by Irvin Muchnick and Tim Joyce
Last night the board of directors of the Carson Tigersharks swim club met in Carson City, Nevada. This morning the team’s website still lists Dustin Perry as the head coach there. Unless otherwise informed, the public can assume that Perry will be on the deck this afternoon at the Carson Aquatic Center, conducting practice as he has done ever since he abruptly departed Pocatello, Idaho, late last year under the cloud of the latest USA Swimming investigation of him — “in progress” since last spring — on abuse allegations.
This is the same Dustin Perry who served an 18-month suspension on positive findings of similar charges in Edmond, Oklahoma — one of his half-dozen-plus club coaching stops in at least five regions of the country. Perry had started the Edmond team after getting kicked out of the local YMCA.
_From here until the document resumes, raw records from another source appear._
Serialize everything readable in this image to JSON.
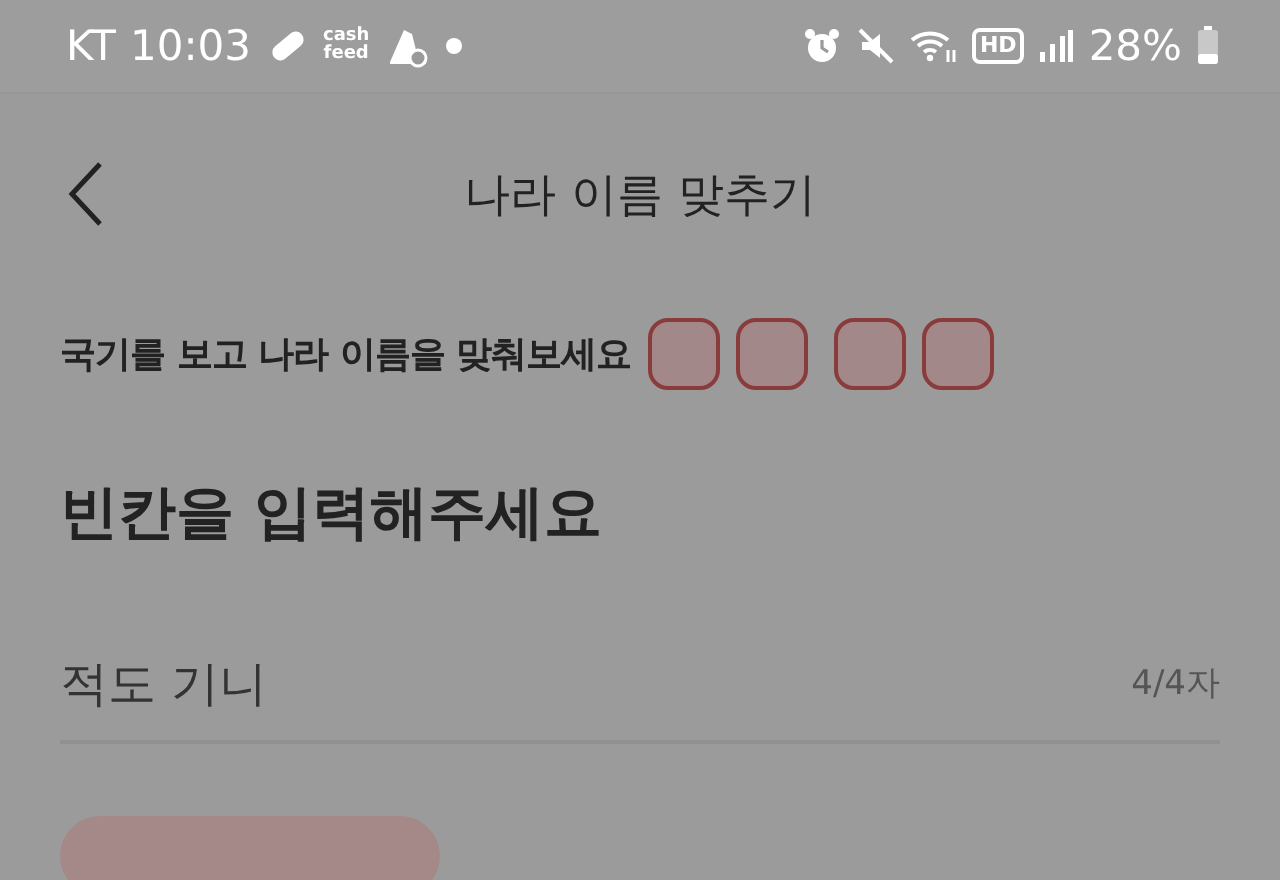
{
  "status_bar": {
    "carrier": "KT",
    "time": "10:03",
    "app_logo": [
      "cash",
      "feed"
    ],
    "hd_label": "HD",
    "battery": "28%"
  },
  "header": {
    "title": "나라 이름 맞추기"
  },
  "question": {
    "text": "국기를 보고 나라 이름을 맞춰보세요",
    "words": [
      {
        "boxes": [
          {
            "kind": "blank"
          },
          {
            "kind": "blank"
          }
        ]
      },
      {
        "boxes": [
          {
            "kind": "blank"
          },
          {
            "kind": "blank"
          }
        ]
      }
    ]
  },
  "heading": "빈칸을 입력해주세요",
  "answer_field": {
    "value": "적도 기니",
    "counter": "4/4자"
  },
  "hint_button": {
    "kind": "pill"
  }
}
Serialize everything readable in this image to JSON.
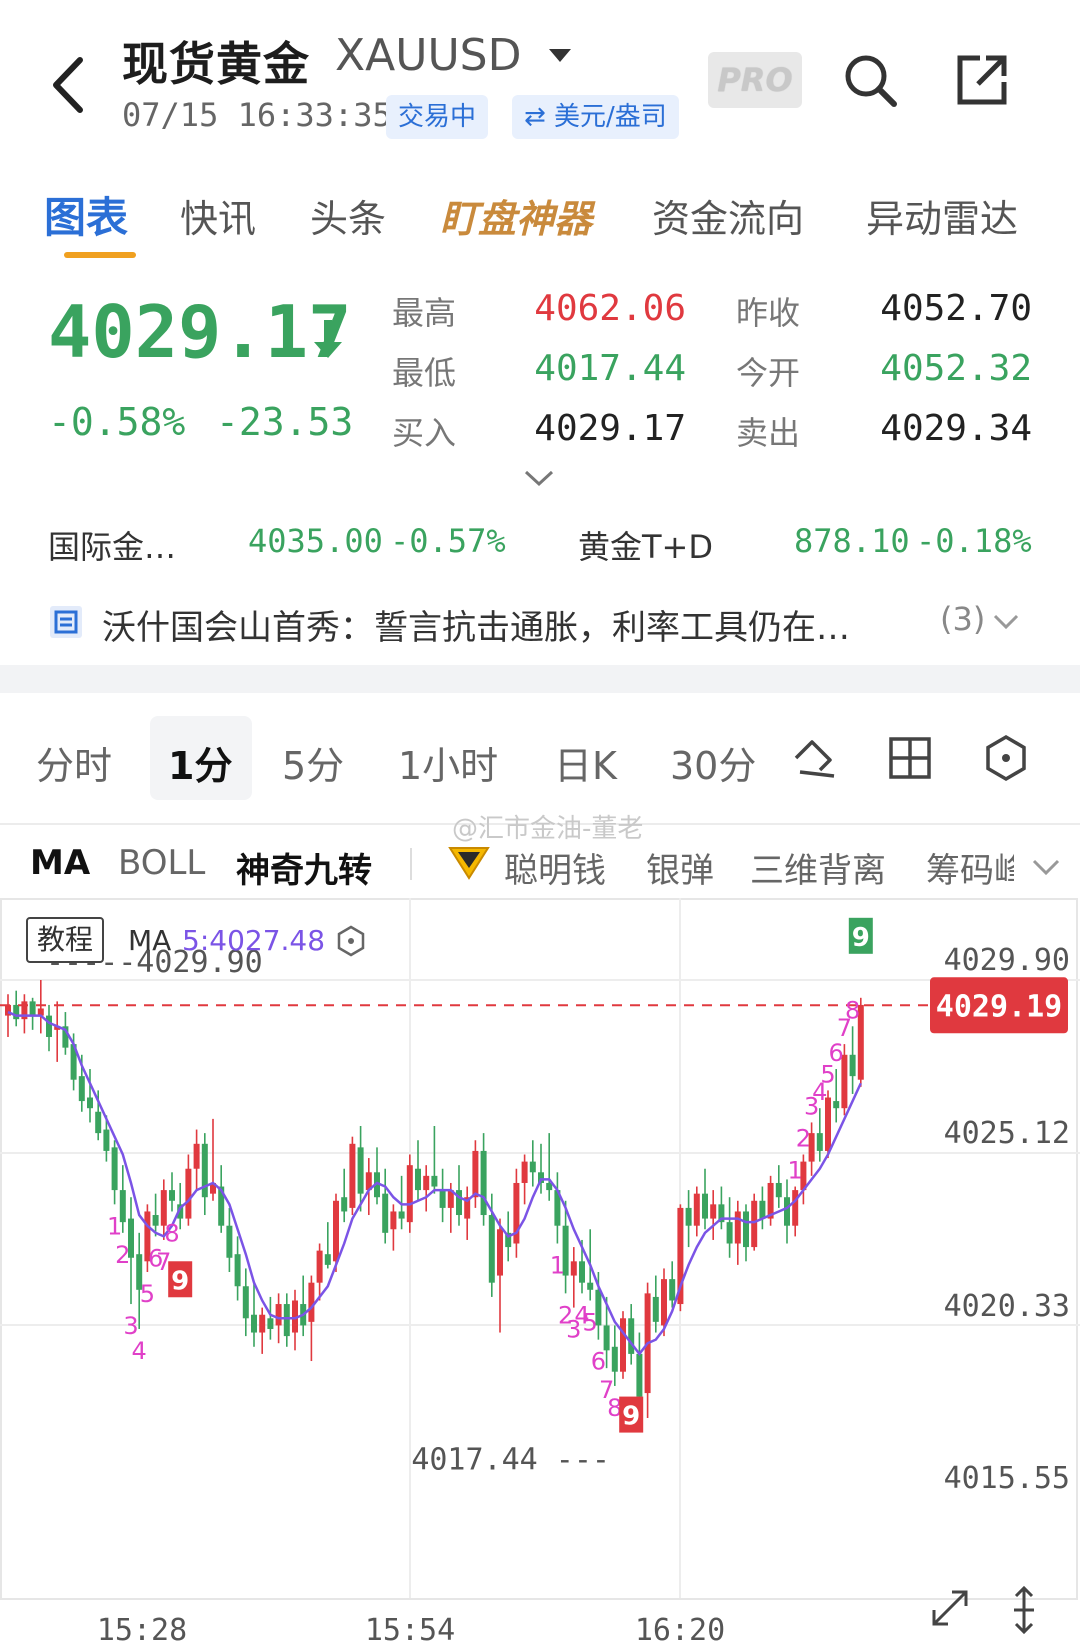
{
  "header": {
    "title": "现货黄金",
    "symbol": "XAUUSD",
    "timestamp": "07/15 16:33:35",
    "status_badge": "交易中",
    "currency_badge": "⇄ 美元/盎司",
    "pro_label": "PRO"
  },
  "tabs": [
    {
      "label": "图表",
      "active": true
    },
    {
      "label": "快讯"
    },
    {
      "label": "头条"
    },
    {
      "label": "盯盘神器"
    },
    {
      "label": "资金流向"
    },
    {
      "label": "异动雷达"
    }
  ],
  "quote": {
    "price": "4029.17",
    "change_pct": "-0.58%",
    "change_abs": "-23.53",
    "high_label": "最高",
    "high": "4062.06",
    "low_label": "最低",
    "low": "4017.44",
    "bid_label": "买入",
    "bid": "4029.17",
    "prev_close_label": "昨收",
    "prev_close": "4052.70",
    "open_label": "今开",
    "open": "4052.32",
    "ask_label": "卖出",
    "ask": "4029.34"
  },
  "related": [
    {
      "name": "国际金…",
      "value": "4035.00",
      "change": "-0.57%"
    },
    {
      "name": "黄金T+D",
      "value": "878.10",
      "change": "-0.18%"
    }
  ],
  "news": {
    "text": "沃什国会山首秀：誓言抗击通胀，利率工具仍在…",
    "count": "(3)"
  },
  "periods": [
    {
      "label": "分时"
    },
    {
      "label": "1分",
      "active": true
    },
    {
      "label": "5分"
    },
    {
      "label": "1小时"
    },
    {
      "label": "日K"
    },
    {
      "label": "30分"
    }
  ],
  "indicators": [
    {
      "label": "MA",
      "active": true
    },
    {
      "label": "BOLL"
    },
    {
      "label": "神奇九转",
      "active": true
    },
    {
      "label": "聪明钱"
    },
    {
      "label": "银弹"
    },
    {
      "label": "三维背离"
    },
    {
      "label": "筹码峰"
    }
  ],
  "watermark_top": "@汇市金油-董老",
  "chart_header": {
    "tutorial": "教程",
    "ma_label": "MA",
    "ma_value": "5:4027.48"
  },
  "chart_data": {
    "type": "candlestick",
    "y_ticks": [
      "4029.90",
      "4025.12",
      "4020.33",
      "4015.55"
    ],
    "x_ticks": [
      "15:28",
      "15:54",
      "16:20"
    ],
    "current_price_label": "4029.19",
    "max_marker": "4029.90",
    "min_marker": "4017.44",
    "ylim": [
      4015.55,
      4029.9
    ],
    "colors": {
      "up": "#e0393f",
      "down": "#3aa35f",
      "ma": "#7b54e6",
      "td": "#e040c8"
    },
    "candles": [
      [
        4028.9,
        4029.5,
        4028.3,
        4029.2
      ],
      [
        4029.2,
        4029.6,
        4028.6,
        4028.8
      ],
      [
        4028.8,
        4029.5,
        4028.4,
        4029.3
      ],
      [
        4029.3,
        4029.4,
        4028.5,
        4028.9
      ],
      [
        4028.9,
        4029.9,
        4028.4,
        4029.1
      ],
      [
        4028.9,
        4029.2,
        4027.9,
        4028.3
      ],
      [
        4028.5,
        4029.3,
        4027.6,
        4028.6
      ],
      [
        4028.6,
        4029.0,
        4027.8,
        4028.0
      ],
      [
        4028.1,
        4028.4,
        4026.8,
        4027.1
      ],
      [
        4027.2,
        4027.8,
        4026.2,
        4026.5
      ],
      [
        4026.6,
        4027.4,
        4025.9,
        4026.3
      ],
      [
        4026.2,
        4026.8,
        4025.4,
        4025.6
      ],
      [
        4025.7,
        4026.1,
        4024.8,
        4025.1
      ],
      [
        4025.2,
        4025.4,
        4023.6,
        4024.0
      ],
      [
        4024.0,
        4024.7,
        4022.8,
        4023.1
      ],
      [
        4023.2,
        4023.8,
        4020.8,
        4022.1
      ],
      [
        4022.2,
        4022.8,
        4020.1,
        4021.2
      ],
      [
        4022.0,
        4023.6,
        4021.7,
        4023.4
      ],
      [
        4023.3,
        4023.9,
        4022.7,
        4023.0
      ],
      [
        4023.0,
        4024.3,
        4022.6,
        4024.0
      ],
      [
        4024.0,
        4024.5,
        4023.4,
        4023.7
      ],
      [
        4023.6,
        4024.2,
        4022.9,
        4023.2
      ],
      [
        4023.2,
        4025.0,
        4023.0,
        4024.6
      ],
      [
        4024.6,
        4025.7,
        4024.0,
        4025.3
      ],
      [
        4025.3,
        4025.6,
        4023.3,
        4023.8
      ],
      [
        4023.9,
        4026.0,
        4023.7,
        4024.2
      ],
      [
        4024.1,
        4024.7,
        4022.8,
        4023.0
      ],
      [
        4023.0,
        4023.5,
        4021.7,
        4022.1
      ],
      [
        4022.2,
        4022.7,
        4020.9,
        4021.3
      ],
      [
        4021.3,
        4021.8,
        4019.9,
        4020.4
      ],
      [
        4020.5,
        4021.4,
        4019.6,
        4020.0
      ],
      [
        4020.0,
        4020.7,
        4019.4,
        4020.5
      ],
      [
        4020.4,
        4021.0,
        4019.8,
        4020.1
      ],
      [
        4020.2,
        4021.1,
        4019.7,
        4020.8
      ],
      [
        4020.8,
        4021.1,
        4019.6,
        4019.9
      ],
      [
        4020.0,
        4021.2,
        4019.5,
        4020.9
      ],
      [
        4020.8,
        4021.6,
        4019.9,
        4020.2
      ],
      [
        4020.3,
        4021.6,
        4019.2,
        4021.4
      ],
      [
        4021.4,
        4022.5,
        4020.9,
        4022.3
      ],
      [
        4022.2,
        4023.1,
        4021.8,
        4021.9
      ],
      [
        4022.0,
        4023.9,
        4021.7,
        4023.7
      ],
      [
        4023.8,
        4024.6,
        4023.1,
        4023.4
      ],
      [
        4023.5,
        4025.5,
        4023.3,
        4025.3
      ],
      [
        4025.2,
        4025.8,
        4023.4,
        4023.9
      ],
      [
        4024.0,
        4024.9,
        4023.3,
        4024.5
      ],
      [
        4024.5,
        4025.2,
        4023.6,
        4023.8
      ],
      [
        4023.9,
        4024.6,
        4022.5,
        4022.8
      ],
      [
        4022.9,
        4023.6,
        4022.3,
        4023.4
      ],
      [
        4023.4,
        4024.4,
        4022.9,
        4023.2
      ],
      [
        4023.1,
        4025.0,
        4022.8,
        4024.7
      ],
      [
        4024.6,
        4025.4,
        4023.7,
        4024.0
      ],
      [
        4024.0,
        4024.7,
        4023.4,
        4024.4
      ],
      [
        4024.4,
        4025.8,
        4023.9,
        4024.1
      ],
      [
        4024.0,
        4024.6,
        4023.1,
        4023.5
      ],
      [
        4023.5,
        4024.2,
        4022.8,
        4024.0
      ],
      [
        4024.0,
        4024.7,
        4023.0,
        4023.3
      ],
      [
        4023.2,
        4024.1,
        4022.6,
        4023.8
      ],
      [
        4023.8,
        4025.4,
        4023.5,
        4025.1
      ],
      [
        4025.1,
        4025.6,
        4023.0,
        4023.3
      ],
      [
        4023.3,
        4023.9,
        4021.0,
        4021.4
      ],
      [
        4021.6,
        4023.2,
        4020.0,
        4022.9
      ],
      [
        4022.8,
        4023.4,
        4022.0,
        4022.4
      ],
      [
        4022.5,
        4024.6,
        4022.1,
        4024.2
      ],
      [
        4024.2,
        4025.0,
        4023.6,
        4024.8
      ],
      [
        4024.8,
        4025.4,
        4024.1,
        4024.5
      ],
      [
        4024.5,
        4025.3,
        4023.9,
        4024.2
      ],
      [
        4024.2,
        4025.6,
        4023.7,
        4024.0
      ],
      [
        4024.0,
        4024.5,
        4022.5,
        4023.0
      ],
      [
        4023.0,
        4023.7,
        4021.1,
        4021.6
      ],
      [
        4021.6,
        4022.4,
        4020.7,
        4022.0
      ],
      [
        4022.0,
        4022.6,
        4021.1,
        4021.4
      ],
      [
        4021.4,
        4022.9,
        4020.9,
        4021.2
      ],
      [
        4021.2,
        4021.7,
        4019.8,
        4020.2
      ],
      [
        4020.2,
        4021.0,
        4019.0,
        4019.5
      ],
      [
        4019.6,
        4020.2,
        4018.5,
        4018.9
      ],
      [
        4018.9,
        4020.6,
        4018.7,
        4020.4
      ],
      [
        4020.4,
        4020.8,
        4019.1,
        4019.4
      ],
      [
        4019.4,
        4020.0,
        4017.7,
        4018.2
      ],
      [
        4018.3,
        4021.4,
        4017.6,
        4021.1
      ],
      [
        4021.0,
        4021.6,
        4020.0,
        4020.3
      ],
      [
        4020.2,
        4021.8,
        4019.9,
        4021.5
      ],
      [
        4021.5,
        4022.0,
        4020.7,
        4020.9
      ],
      [
        4020.8,
        4023.6,
        4020.6,
        4023.5
      ],
      [
        4023.5,
        4024.0,
        4022.4,
        4023.0
      ],
      [
        4023.0,
        4024.1,
        4022.7,
        4023.9
      ],
      [
        4023.9,
        4024.6,
        4022.9,
        4023.2
      ],
      [
        4023.2,
        4024.0,
        4022.6,
        4023.6
      ],
      [
        4023.6,
        4024.1,
        4022.9,
        4023.1
      ],
      [
        4023.1,
        4023.8,
        4022.1,
        4022.5
      ],
      [
        4022.5,
        4023.7,
        4021.9,
        4023.4
      ],
      [
        4023.4,
        4023.6,
        4022.0,
        4022.4
      ],
      [
        4022.4,
        4023.9,
        4022.3,
        4023.7
      ],
      [
        4023.7,
        4024.1,
        4022.9,
        4023.2
      ],
      [
        4023.2,
        4024.4,
        4023.0,
        4024.2
      ],
      [
        4024.2,
        4024.7,
        4023.5,
        4023.8
      ],
      [
        4023.8,
        4024.3,
        4022.5,
        4023.0
      ],
      [
        4023.0,
        4024.1,
        4022.7,
        4024.0
      ],
      [
        4024.0,
        4025.0,
        4023.6,
        4024.8
      ],
      [
        4024.8,
        4025.9,
        4024.4,
        4025.6
      ],
      [
        4025.6,
        4026.3,
        4024.8,
        4025.1
      ],
      [
        4025.1,
        4026.8,
        4024.9,
        4026.6
      ],
      [
        4026.5,
        4027.4,
        4025.9,
        4026.3
      ],
      [
        4026.3,
        4028.1,
        4026.1,
        4027.8
      ],
      [
        4027.8,
        4028.6,
        4026.7,
        4027.2
      ],
      [
        4027.1,
        4029.4,
        4026.9,
        4029.2
      ]
    ],
    "ma5": [
      4029.0,
      4028.9,
      4028.9,
      4028.9,
      4028.9,
      4028.7,
      4028.6,
      4028.5,
      4028.1,
      4027.5,
      4027.0,
      4026.5,
      4026.0,
      4025.5,
      4025.0,
      4024.2,
      4023.3,
      4023.0,
      4022.8,
      4022.7,
      4023.0,
      4023.5,
      4023.7,
      4024.0,
      4024.1,
      4024.2,
      4024.0,
      4023.6,
      4022.9,
      4022.2,
      4021.4,
      4020.9,
      4020.5,
      4020.4,
      4020.4,
      4020.4,
      4020.5,
      4020.7,
      4021.0,
      4021.3,
      4021.9,
      4022.5,
      4023.2,
      4023.6,
      4024.0,
      4024.2,
      4024.1,
      4023.8,
      4023.6,
      4023.6,
      4023.7,
      4023.8,
      4024.0,
      4024.0,
      4024.0,
      4023.8,
      4023.7,
      4023.9,
      4023.8,
      4023.4,
      4023.0,
      4022.7,
      4022.8,
      4023.2,
      4023.8,
      4024.3,
      4024.3,
      4024.0,
      4023.5,
      4022.9,
      4022.4,
      4021.9,
      4021.3,
      4020.8,
      4020.3,
      4020.0,
      4019.7,
      4019.4,
      4019.7,
      4019.8,
      4020.1,
      4020.6,
      4021.3,
      4021.9,
      4022.4,
      4022.8,
      4023.0,
      4023.2,
      4023.2,
      4023.2,
      4023.1,
      4023.1,
      4023.2,
      4023.3,
      4023.4,
      4023.5,
      4023.7,
      4024.0,
      4024.3,
      4024.6,
      4025.0,
      4025.5,
      4026.0,
      4026.5,
      4027.0
    ],
    "td_markers": [
      {
        "i": 13,
        "label": "1",
        "pos": "below"
      },
      {
        "i": 14,
        "label": "2",
        "pos": "below"
      },
      {
        "i": 15,
        "label": "3",
        "pos": "below"
      },
      {
        "i": 16,
        "label": "4",
        "pos": "below"
      },
      {
        "i": 17,
        "label": "5",
        "pos": "below"
      },
      {
        "i": 18,
        "label": "6",
        "pos": "below"
      },
      {
        "i": 19,
        "label": "7",
        "pos": "below"
      },
      {
        "i": 20,
        "label": "8",
        "pos": "below"
      },
      {
        "i": 21,
        "label": "9",
        "pos": "boxed-below"
      },
      {
        "i": 67,
        "label": "1",
        "pos": "below"
      },
      {
        "i": 68,
        "label": "2",
        "pos": "below"
      },
      {
        "i": 69,
        "label": "3",
        "pos": "below"
      },
      {
        "i": 70,
        "label": "4",
        "pos": "below"
      },
      {
        "i": 71,
        "label": "5",
        "pos": "below"
      },
      {
        "i": 72,
        "label": "6",
        "pos": "below"
      },
      {
        "i": 73,
        "label": "7",
        "pos": "below"
      },
      {
        "i": 74,
        "label": "8",
        "pos": "below"
      },
      {
        "i": 76,
        "label": "9",
        "pos": "boxed-below"
      },
      {
        "i": 96,
        "label": "1",
        "pos": "above"
      },
      {
        "i": 97,
        "label": "2",
        "pos": "above"
      },
      {
        "i": 98,
        "label": "3",
        "pos": "above"
      },
      {
        "i": 99,
        "label": "4",
        "pos": "above"
      },
      {
        "i": 100,
        "label": "5",
        "pos": "above"
      },
      {
        "i": 101,
        "label": "6",
        "pos": "above"
      },
      {
        "i": 102,
        "label": "7",
        "pos": "above"
      },
      {
        "i": 103,
        "label": "8",
        "pos": "above"
      },
      {
        "i": 104,
        "label": "9",
        "pos": "boxed-above"
      }
    ]
  }
}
As for that “suspension,” it was served, at least in part, on a working holiday in Mexico, where Perry coached under Jack Simon, a member of the American Swimming Coaches Association Hall of Fame.
Tomorrow, in Colorado Springs, another board meets — the directors of USA Swimming, the U.S. Olympic Committee’s national sport governing body under the Amateur Sports Act. The top agenda item is the submission by child-protection expert Victor Vieth of an “independent review” of the Safe Sport program under which Dustin Perry and other Dustin Perrys continue to roam free under cover of jobs headquartered in the public and private aquatic centers of America.
USA Swimming board president Bruce Stratton, who will call the meeting to order, must be taking great satisfaction that the $200,000 public relations and lobbying plan he and CEO Chuck Wielgus hatched in a memo last summer, with the goal of heading off federal investigations of the organization, is working so beautifully. After all, so far there has been no local media coverage of Perry in either Pocatello or Carson City. The crisis management consultants of Denver’s GroundFloor Media are earning their fees.
In the process, Stratton himself is successfully concealing his own long and deep ties to Perry. Stratton’s wife Patty is the treasurer of the USA Swimming club out of the Y in Boise, Idaho; Dustin and Bruce and Patty worked shoulder-to-shoulder on the board of Snake River Aquatics, the USA Swimming regional affiliate. In the swim world, protecting such figures, rather than kids, is what passes for participatory democracy.
Next, Concussion Inc. will resume the detailed chronicling of the weird comings and goings of Dustin Grant Perry — whose gainful employment and cover-up encapsulate everything that is hideously wrong with America’s amateur sports system.
PREVIOUS INSTALLMENTS OF THIS SERIES: